→ **EXERCISE OBJECTIVE**
Print verbatim every line starting at the one that contains "What data populates" and ending at the final line of the records; include both endpoints.

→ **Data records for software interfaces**
+++

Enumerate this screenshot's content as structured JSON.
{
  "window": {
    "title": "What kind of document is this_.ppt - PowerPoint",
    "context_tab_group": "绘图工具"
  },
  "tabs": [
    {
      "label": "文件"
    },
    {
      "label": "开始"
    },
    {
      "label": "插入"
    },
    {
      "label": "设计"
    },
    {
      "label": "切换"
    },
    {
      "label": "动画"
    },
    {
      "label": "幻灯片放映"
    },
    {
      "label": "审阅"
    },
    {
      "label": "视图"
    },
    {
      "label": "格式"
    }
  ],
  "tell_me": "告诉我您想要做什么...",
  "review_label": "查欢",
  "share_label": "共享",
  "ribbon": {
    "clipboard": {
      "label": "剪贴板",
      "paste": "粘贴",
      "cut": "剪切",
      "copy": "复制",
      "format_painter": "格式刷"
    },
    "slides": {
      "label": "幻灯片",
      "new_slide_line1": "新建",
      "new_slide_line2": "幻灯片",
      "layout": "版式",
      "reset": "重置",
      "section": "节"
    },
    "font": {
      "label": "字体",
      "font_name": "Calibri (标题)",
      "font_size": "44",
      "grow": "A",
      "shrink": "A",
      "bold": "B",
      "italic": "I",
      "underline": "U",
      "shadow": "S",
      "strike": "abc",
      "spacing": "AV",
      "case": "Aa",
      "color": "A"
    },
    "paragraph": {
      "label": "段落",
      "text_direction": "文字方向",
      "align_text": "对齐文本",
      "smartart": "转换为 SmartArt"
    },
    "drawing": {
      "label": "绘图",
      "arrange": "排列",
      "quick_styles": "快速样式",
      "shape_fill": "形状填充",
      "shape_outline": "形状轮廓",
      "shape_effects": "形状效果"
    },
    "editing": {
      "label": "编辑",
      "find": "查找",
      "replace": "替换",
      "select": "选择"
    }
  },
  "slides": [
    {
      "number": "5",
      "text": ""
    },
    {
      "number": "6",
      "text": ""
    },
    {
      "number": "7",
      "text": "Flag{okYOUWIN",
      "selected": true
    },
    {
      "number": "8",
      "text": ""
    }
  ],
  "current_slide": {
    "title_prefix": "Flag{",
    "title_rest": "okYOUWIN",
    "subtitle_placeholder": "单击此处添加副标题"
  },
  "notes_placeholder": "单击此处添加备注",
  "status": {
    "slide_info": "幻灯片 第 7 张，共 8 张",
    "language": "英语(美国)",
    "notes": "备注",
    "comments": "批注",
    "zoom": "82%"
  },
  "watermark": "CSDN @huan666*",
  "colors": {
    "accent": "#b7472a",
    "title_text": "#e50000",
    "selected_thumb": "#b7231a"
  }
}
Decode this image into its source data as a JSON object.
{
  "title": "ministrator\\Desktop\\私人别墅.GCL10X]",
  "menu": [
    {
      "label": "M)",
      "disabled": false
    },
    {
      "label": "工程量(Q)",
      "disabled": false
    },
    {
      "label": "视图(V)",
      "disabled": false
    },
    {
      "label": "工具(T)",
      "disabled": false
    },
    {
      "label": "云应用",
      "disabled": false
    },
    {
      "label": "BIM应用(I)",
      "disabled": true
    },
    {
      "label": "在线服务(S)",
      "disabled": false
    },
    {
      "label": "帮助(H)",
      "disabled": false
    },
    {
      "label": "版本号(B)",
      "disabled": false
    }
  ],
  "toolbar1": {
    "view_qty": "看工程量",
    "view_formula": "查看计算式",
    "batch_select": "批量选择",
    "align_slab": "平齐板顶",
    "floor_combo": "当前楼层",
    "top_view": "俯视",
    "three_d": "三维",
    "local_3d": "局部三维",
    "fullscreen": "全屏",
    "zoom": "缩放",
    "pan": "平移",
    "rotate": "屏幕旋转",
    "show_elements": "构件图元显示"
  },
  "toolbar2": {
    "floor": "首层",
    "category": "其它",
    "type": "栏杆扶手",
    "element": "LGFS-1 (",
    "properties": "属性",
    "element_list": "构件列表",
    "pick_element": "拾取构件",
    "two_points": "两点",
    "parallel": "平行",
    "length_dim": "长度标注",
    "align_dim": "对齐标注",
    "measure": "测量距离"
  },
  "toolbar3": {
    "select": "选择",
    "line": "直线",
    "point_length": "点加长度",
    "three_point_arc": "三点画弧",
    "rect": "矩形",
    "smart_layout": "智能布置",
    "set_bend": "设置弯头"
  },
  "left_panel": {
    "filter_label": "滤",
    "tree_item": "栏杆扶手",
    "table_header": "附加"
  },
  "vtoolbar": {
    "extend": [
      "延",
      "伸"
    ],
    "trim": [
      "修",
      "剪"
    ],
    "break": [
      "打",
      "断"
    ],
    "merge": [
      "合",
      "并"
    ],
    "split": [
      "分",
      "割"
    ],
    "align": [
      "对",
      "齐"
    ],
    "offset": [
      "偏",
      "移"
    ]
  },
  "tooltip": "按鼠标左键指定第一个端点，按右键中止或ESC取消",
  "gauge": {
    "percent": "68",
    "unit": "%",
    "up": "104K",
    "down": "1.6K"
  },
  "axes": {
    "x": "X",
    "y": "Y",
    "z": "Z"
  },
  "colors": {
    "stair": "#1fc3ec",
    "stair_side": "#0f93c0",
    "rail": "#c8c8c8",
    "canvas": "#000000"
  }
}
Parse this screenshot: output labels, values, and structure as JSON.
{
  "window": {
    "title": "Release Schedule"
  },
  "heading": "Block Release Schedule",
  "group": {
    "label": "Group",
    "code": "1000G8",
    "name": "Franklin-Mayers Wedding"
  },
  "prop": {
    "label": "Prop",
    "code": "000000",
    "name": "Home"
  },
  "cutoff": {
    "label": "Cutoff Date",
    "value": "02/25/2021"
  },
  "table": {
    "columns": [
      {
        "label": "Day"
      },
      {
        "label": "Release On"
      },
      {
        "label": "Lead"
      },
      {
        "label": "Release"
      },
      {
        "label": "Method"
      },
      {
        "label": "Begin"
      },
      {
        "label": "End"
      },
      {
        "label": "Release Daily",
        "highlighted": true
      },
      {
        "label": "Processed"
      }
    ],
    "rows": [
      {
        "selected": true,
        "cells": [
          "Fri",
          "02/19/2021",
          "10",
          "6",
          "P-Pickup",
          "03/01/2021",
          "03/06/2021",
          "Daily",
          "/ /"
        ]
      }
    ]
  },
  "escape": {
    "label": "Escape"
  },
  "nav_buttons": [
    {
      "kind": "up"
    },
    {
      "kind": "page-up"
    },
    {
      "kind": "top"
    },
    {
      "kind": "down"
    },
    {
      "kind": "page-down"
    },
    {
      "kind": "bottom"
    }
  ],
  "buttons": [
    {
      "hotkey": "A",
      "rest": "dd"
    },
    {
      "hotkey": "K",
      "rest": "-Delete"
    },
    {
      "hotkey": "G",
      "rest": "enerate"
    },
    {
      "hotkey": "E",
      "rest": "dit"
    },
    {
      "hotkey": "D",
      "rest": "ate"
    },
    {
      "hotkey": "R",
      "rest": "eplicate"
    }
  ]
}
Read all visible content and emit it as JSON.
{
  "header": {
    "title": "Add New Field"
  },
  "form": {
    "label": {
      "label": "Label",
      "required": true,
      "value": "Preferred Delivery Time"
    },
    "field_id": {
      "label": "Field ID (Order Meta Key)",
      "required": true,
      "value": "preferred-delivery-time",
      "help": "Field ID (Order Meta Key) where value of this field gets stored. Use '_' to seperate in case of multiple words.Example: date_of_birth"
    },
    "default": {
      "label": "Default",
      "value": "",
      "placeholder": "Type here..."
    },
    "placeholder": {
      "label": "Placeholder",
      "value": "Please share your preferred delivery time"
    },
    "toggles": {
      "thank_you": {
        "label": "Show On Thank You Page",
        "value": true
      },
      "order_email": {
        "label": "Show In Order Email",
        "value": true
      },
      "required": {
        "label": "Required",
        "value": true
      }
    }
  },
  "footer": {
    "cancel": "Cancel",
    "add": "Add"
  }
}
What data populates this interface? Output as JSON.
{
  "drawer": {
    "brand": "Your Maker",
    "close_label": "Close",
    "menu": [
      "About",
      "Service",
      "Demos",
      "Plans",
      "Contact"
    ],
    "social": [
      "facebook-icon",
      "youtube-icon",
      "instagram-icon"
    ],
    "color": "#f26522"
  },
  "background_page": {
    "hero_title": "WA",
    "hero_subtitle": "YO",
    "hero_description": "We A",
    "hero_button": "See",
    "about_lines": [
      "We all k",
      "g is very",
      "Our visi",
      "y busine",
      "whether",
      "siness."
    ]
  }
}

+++

→ **TASK ANSWER**
What data populates this interface? Output as JSON.
{
  "drawer": {
    "brand": "Your Maker",
    "close_label": "Close",
    "menu": [
      "About",
      "Service",
      "Demos",
      "Plans",
      "Contact"
    ],
    "social": [
      "facebook-icon",
      "youtube-icon",
      "instagram-icon"
    ],
    "color": "#f26522"
  },
  "background_page": {
    "hero_title": "WA",
    "hero_subtitle": "YO",
    "hero_description": "We A",
    "hero_button": "See",
    "about_lines": [
      "We all k",
      "g is very",
      "Our visi",
      "y busine",
      "whether",
      "siness."
    ]
  }
}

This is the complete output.